- **Exercise prompt**: Lines below containing the word "Apply" should be copied out.

- **The data**:
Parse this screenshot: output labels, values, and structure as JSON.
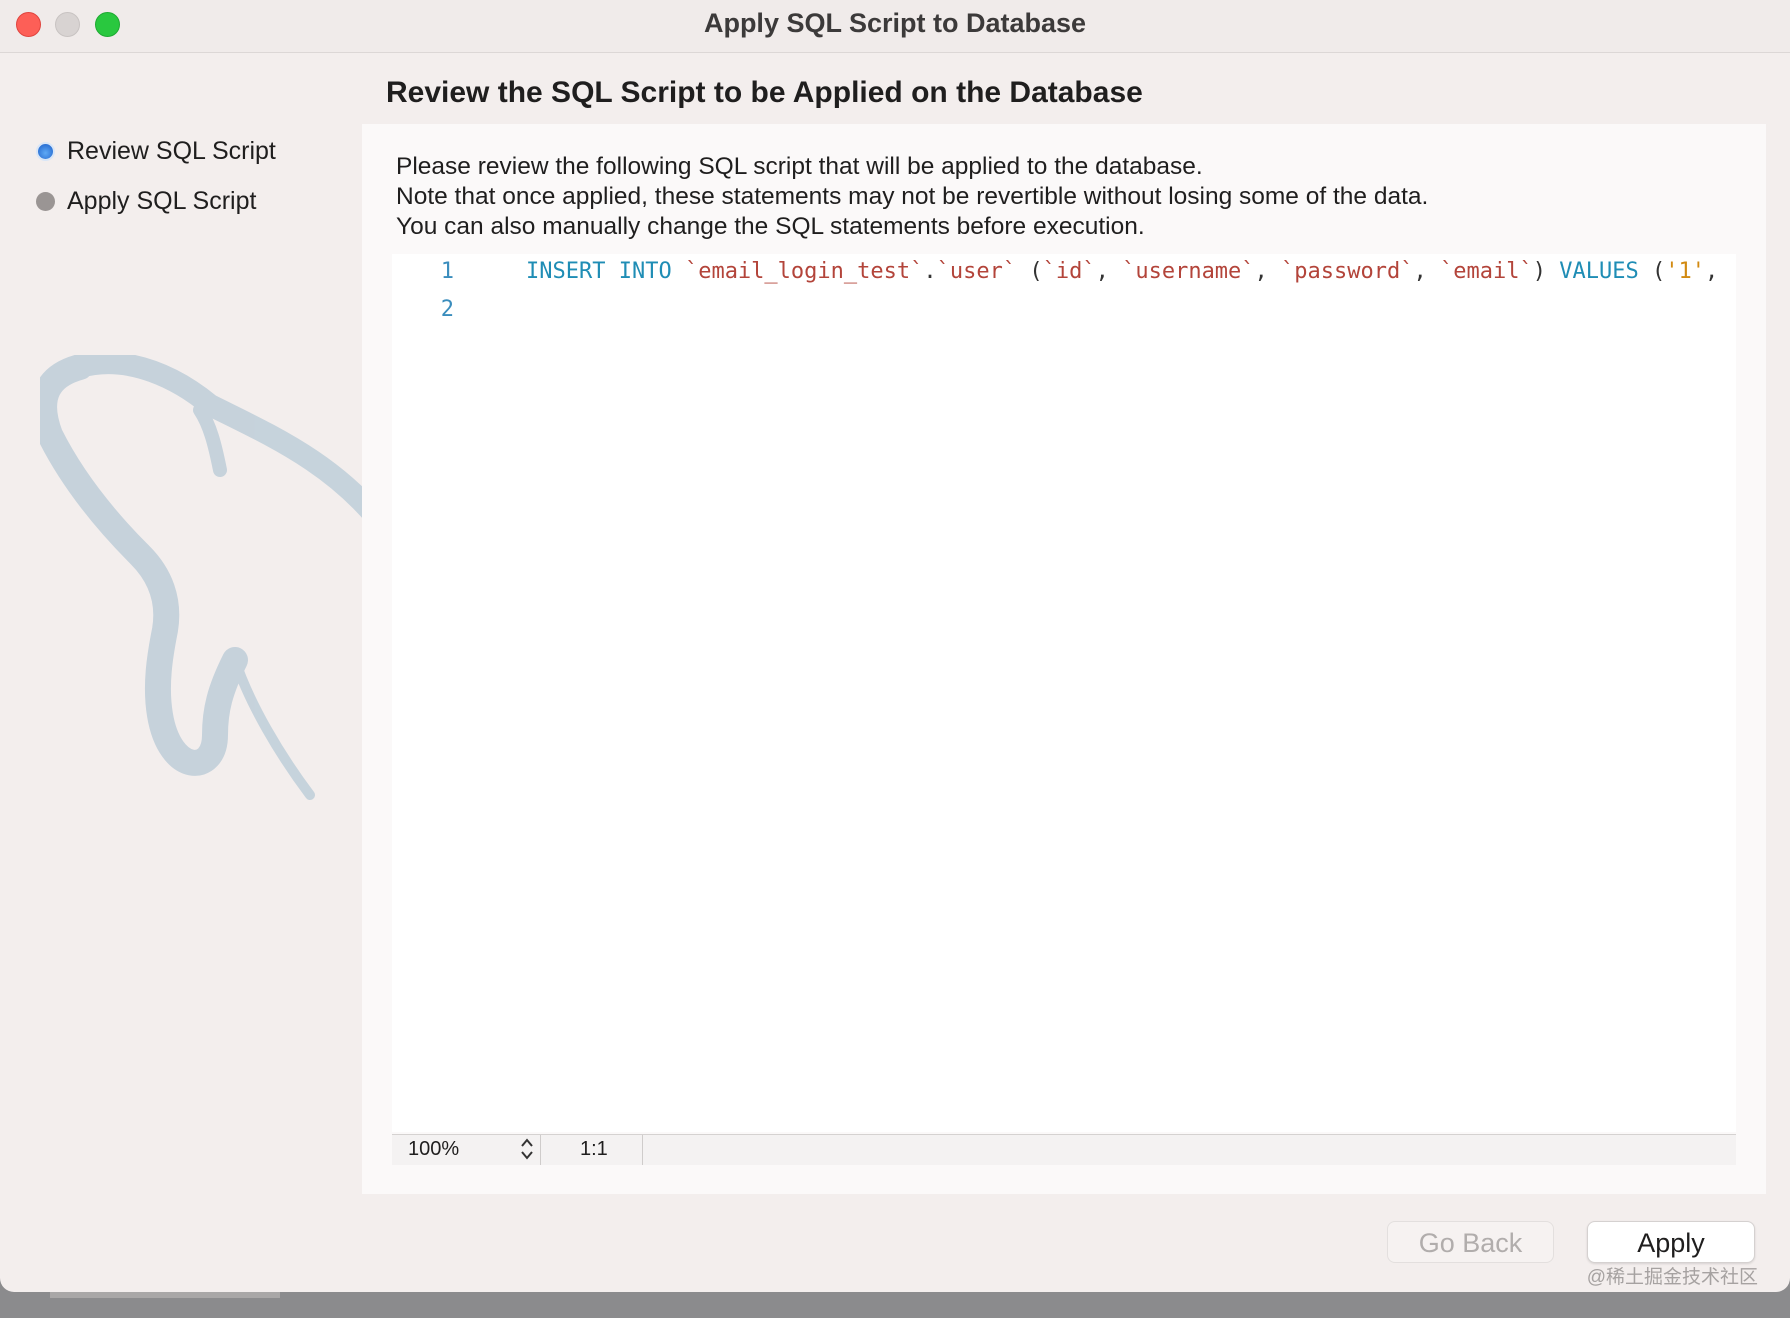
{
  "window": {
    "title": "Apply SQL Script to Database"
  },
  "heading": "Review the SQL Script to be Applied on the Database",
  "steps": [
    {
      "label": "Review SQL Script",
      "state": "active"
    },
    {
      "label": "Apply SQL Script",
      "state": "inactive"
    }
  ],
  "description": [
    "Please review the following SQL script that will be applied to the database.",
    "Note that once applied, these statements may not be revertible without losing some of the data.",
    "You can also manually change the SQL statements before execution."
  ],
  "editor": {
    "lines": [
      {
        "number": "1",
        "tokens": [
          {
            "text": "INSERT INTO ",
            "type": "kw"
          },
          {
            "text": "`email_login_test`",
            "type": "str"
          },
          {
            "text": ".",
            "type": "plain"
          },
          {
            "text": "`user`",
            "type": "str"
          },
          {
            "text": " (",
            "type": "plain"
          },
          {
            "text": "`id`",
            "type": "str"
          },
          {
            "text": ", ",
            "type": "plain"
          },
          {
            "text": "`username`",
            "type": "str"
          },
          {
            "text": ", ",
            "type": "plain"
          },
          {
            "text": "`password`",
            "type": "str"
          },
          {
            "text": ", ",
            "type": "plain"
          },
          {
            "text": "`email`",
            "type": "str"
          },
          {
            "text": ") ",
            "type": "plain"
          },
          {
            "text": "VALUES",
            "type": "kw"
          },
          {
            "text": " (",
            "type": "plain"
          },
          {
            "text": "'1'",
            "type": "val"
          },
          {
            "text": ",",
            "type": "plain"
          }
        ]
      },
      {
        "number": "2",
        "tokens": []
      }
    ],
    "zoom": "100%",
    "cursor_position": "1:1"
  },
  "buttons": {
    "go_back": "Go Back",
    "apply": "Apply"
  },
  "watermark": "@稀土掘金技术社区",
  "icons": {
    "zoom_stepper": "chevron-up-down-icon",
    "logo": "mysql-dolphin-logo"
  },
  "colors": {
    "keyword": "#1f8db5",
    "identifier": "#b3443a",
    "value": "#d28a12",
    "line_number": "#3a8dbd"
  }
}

- **Task result**:
    "title": "Apply SQL Script to Database"
      "label": "Apply SQL Script",
    "apply": "Apply"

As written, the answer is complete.